> [PROBLEM REQUIREMENTS] Could you find each line of the data below that contains the word "energy" and copy those lines?

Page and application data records
****************
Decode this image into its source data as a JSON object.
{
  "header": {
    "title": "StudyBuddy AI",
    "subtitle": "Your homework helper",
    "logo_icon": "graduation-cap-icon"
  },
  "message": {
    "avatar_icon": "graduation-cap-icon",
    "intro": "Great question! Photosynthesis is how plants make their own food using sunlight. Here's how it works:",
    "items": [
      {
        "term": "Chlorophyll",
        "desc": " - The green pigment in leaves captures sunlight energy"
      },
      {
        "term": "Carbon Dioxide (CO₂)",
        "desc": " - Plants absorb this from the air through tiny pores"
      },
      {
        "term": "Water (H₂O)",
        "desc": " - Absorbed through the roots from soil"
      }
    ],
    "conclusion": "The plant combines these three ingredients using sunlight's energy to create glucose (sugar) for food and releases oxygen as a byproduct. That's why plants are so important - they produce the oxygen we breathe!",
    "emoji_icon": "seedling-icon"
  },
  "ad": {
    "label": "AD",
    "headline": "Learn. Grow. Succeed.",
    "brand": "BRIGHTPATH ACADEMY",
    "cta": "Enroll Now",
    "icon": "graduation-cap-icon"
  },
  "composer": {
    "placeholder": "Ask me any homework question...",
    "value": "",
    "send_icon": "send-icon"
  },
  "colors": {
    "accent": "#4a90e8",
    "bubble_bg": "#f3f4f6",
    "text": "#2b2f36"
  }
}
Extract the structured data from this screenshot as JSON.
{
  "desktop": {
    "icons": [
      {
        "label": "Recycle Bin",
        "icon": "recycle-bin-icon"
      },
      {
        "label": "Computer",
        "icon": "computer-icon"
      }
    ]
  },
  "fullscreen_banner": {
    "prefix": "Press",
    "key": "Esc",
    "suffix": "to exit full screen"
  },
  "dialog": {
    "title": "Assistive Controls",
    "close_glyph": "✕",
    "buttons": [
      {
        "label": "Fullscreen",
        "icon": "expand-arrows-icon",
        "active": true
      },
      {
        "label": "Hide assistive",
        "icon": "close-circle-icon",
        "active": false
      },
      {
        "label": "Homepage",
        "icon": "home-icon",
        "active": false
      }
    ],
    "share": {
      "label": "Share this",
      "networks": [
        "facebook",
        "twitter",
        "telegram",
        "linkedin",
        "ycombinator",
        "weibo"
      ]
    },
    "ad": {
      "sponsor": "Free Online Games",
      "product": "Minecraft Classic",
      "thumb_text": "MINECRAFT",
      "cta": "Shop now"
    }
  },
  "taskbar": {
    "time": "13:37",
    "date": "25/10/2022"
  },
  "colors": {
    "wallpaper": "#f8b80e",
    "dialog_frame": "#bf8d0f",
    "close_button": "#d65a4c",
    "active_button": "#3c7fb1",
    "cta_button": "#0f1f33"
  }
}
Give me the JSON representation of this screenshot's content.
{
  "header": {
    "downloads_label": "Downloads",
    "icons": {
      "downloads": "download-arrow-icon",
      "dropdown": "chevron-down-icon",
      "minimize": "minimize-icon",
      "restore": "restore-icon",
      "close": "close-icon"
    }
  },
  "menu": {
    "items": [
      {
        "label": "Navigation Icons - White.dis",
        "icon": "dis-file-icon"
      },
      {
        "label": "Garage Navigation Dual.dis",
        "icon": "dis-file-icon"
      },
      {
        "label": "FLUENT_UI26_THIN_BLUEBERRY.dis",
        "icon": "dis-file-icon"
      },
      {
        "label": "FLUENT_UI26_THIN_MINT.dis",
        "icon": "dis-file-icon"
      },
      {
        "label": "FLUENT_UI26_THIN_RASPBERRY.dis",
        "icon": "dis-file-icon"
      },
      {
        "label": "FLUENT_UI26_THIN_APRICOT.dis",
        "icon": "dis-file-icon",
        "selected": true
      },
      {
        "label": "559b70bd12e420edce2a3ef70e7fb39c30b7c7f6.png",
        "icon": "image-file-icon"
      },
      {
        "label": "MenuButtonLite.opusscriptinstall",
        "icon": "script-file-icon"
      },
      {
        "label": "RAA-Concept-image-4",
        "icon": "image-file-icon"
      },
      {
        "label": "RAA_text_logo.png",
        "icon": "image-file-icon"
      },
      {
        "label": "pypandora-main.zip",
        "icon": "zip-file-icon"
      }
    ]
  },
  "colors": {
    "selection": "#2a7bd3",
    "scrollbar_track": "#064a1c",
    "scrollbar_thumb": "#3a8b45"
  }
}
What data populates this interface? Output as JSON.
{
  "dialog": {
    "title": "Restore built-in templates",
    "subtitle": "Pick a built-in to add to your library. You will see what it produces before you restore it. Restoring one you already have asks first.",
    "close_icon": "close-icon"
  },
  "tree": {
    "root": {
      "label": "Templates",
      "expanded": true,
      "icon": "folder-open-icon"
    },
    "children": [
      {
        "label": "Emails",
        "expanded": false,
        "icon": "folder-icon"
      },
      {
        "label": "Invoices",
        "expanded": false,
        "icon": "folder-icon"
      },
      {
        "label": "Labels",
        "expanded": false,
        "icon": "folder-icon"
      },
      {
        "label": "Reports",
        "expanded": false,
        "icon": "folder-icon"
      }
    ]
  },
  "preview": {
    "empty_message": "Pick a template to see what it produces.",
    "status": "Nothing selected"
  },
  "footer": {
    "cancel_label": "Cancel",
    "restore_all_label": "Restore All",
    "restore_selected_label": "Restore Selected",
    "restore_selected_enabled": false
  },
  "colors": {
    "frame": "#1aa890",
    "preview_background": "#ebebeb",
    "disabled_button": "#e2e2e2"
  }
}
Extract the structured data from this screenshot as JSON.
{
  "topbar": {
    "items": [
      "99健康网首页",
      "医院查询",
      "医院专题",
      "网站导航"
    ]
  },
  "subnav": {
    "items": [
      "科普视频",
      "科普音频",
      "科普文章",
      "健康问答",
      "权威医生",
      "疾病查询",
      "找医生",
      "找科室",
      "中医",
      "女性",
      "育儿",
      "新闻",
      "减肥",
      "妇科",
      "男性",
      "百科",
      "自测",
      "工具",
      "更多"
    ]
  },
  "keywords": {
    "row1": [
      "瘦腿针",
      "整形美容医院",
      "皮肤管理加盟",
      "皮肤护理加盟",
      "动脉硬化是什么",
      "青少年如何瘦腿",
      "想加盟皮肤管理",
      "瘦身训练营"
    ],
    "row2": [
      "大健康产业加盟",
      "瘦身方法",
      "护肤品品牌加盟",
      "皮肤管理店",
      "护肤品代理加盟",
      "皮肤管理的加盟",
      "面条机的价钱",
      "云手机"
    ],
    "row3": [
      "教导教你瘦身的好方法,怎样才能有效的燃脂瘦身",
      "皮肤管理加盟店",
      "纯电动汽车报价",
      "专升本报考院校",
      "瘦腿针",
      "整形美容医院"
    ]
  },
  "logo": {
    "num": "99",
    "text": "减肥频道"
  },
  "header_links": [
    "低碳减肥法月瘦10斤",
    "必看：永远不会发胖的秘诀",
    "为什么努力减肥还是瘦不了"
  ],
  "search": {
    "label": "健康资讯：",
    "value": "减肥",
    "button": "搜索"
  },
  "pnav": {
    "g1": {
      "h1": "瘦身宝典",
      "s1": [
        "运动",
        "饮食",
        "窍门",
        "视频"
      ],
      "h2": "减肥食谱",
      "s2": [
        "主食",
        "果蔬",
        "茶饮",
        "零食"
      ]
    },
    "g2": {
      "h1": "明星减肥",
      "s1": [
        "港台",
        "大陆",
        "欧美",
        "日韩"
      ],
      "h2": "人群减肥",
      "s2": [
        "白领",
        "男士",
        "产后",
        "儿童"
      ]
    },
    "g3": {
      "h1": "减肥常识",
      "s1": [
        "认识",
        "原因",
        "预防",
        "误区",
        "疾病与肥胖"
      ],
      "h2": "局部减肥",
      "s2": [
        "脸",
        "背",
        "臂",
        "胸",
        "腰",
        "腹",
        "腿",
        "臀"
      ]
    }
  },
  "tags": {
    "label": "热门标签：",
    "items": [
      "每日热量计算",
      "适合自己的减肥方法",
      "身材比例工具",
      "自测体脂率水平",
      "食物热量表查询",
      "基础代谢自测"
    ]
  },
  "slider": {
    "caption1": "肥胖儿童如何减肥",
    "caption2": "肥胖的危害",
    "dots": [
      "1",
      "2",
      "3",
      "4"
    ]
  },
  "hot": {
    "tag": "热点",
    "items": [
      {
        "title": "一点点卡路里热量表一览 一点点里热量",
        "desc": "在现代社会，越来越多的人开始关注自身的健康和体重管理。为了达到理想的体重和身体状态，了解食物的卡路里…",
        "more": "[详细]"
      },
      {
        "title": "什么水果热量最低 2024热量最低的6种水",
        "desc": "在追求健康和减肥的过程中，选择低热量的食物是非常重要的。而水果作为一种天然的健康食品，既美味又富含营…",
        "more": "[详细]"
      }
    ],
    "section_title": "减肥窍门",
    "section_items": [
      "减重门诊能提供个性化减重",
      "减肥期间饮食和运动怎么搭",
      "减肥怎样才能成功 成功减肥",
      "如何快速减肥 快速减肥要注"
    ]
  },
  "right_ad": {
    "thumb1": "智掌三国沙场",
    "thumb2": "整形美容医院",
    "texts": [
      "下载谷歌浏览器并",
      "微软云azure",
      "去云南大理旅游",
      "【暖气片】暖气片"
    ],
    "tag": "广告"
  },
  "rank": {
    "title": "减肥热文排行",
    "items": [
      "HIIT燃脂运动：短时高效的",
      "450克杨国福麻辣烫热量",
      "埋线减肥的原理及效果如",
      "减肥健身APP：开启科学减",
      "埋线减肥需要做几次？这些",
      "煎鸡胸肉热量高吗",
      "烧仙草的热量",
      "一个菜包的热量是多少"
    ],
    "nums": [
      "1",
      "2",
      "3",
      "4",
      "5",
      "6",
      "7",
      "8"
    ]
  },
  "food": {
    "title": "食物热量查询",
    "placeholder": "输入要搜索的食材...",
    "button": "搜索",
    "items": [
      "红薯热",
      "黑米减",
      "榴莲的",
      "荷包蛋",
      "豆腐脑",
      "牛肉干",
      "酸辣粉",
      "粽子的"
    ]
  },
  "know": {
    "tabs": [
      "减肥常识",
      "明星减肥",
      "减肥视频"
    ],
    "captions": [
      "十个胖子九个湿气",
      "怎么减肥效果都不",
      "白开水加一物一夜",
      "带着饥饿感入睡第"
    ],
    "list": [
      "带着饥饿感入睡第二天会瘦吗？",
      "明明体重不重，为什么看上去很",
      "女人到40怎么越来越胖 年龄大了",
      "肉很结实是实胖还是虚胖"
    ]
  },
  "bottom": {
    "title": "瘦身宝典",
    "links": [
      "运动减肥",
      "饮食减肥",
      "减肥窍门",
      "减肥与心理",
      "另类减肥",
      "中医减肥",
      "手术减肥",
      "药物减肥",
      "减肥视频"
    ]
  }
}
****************
> [OUTPUT FOR THIS EXERCISE]
        "desc": " - The green pigment in leaves captures sunlight energy"
    "conclusion": "The plant combines these three ingredients using sunlight's energy to create glucose (sugar) for food and releases oxygen as a byproduct. That's why plants are so important - they produce the oxygen we breathe!",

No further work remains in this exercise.